Strict measures aiming to flatten the curve of the pandemic  created some cleavages between the parties of the coalition in Slovakia, as the leader of the governing Freedom and Solidarity, Richard Sulík (from whom the quote is in the title is borrowed) argued that during decisions about the measures not only the advice of epidemiologists but also that of economists should be taken into account. The measures and their consequences are raising questions not only from an economic point of view: the country’s Public Health Office will start tracking the movement of those who are infected with the virus using data from their telephone operators. The idea is based on the examples of Singapore, South Korea, and Taiwan, where tracing the contacts played important role in slowing down the spread of the virus. The idea collecting data about infected people was criticised in public, but the minister of justice explained the legislation with an argument that privacy in these days is not absolute. The Constitutional Court, however, criticised the legislation for making it possible to misuse information gained from mobile operators. As a result, since 13 May, it has not been possible to collect data from mobile operators and use them by the Public Health Office. The Czech initiative was also inspired by the tracking system in South Korea that uses big data to track the contacts of the infected. Location data and information about the patients’ bank card transactions used with the patient’s consent make it easier to inform people about their infected contacts or locations.
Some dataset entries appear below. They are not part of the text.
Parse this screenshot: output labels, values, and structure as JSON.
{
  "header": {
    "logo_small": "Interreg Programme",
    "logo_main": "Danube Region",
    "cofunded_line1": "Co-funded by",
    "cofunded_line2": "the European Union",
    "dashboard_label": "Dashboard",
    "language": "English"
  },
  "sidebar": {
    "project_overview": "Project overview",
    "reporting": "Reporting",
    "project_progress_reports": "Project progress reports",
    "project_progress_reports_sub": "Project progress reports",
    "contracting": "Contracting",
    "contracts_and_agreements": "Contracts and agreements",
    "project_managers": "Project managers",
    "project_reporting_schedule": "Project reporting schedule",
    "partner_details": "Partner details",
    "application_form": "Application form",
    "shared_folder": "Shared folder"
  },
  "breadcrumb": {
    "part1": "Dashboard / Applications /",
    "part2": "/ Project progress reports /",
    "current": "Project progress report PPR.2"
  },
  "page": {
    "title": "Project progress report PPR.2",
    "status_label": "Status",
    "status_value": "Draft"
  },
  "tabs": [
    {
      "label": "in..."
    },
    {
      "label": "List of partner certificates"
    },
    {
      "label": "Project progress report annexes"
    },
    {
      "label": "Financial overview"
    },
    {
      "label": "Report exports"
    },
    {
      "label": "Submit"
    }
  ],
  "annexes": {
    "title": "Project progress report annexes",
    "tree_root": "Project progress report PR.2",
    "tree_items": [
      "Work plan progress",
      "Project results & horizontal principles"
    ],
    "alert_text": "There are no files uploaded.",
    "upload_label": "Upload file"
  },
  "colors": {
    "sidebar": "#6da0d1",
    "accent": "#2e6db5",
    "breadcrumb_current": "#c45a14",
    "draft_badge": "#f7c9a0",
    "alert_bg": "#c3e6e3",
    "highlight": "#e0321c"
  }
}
Despite these kind of applications, several questions and concerns have been raised about privacy. It is important to add that, according to the European Data Protection Board, if it is not possible to process anonymised data in the fight against COVID-19, member states can introduce legislative measures to process non-anonymised data, as well. Although the original idea in Slovakia was to also use calls and messages, the legislation only makes it possible to track the movement of infected persons and, this way, monitor whether these people have respected the quarantine rules, and identify potentially infected persons.

As Slovakia and Czechia were the first to introduce measures to slow down the spread of the pandemic, they are also among first countries lifting these bans. So now, they are slowly but steadily return to normal. In both countries, one of the effects of the pandemic is that trust towards political leaders has increased during these weeks. Babiš’s party, ANO’s support rose by 3.5 percentage point in March, while, in Slovakia, the support for Igor Matovič is higher that it was a few weeks ago. However, with regards to the crisis management, the previous prime minister, Peter Pellegrini, gained more support from voters than Matovič did.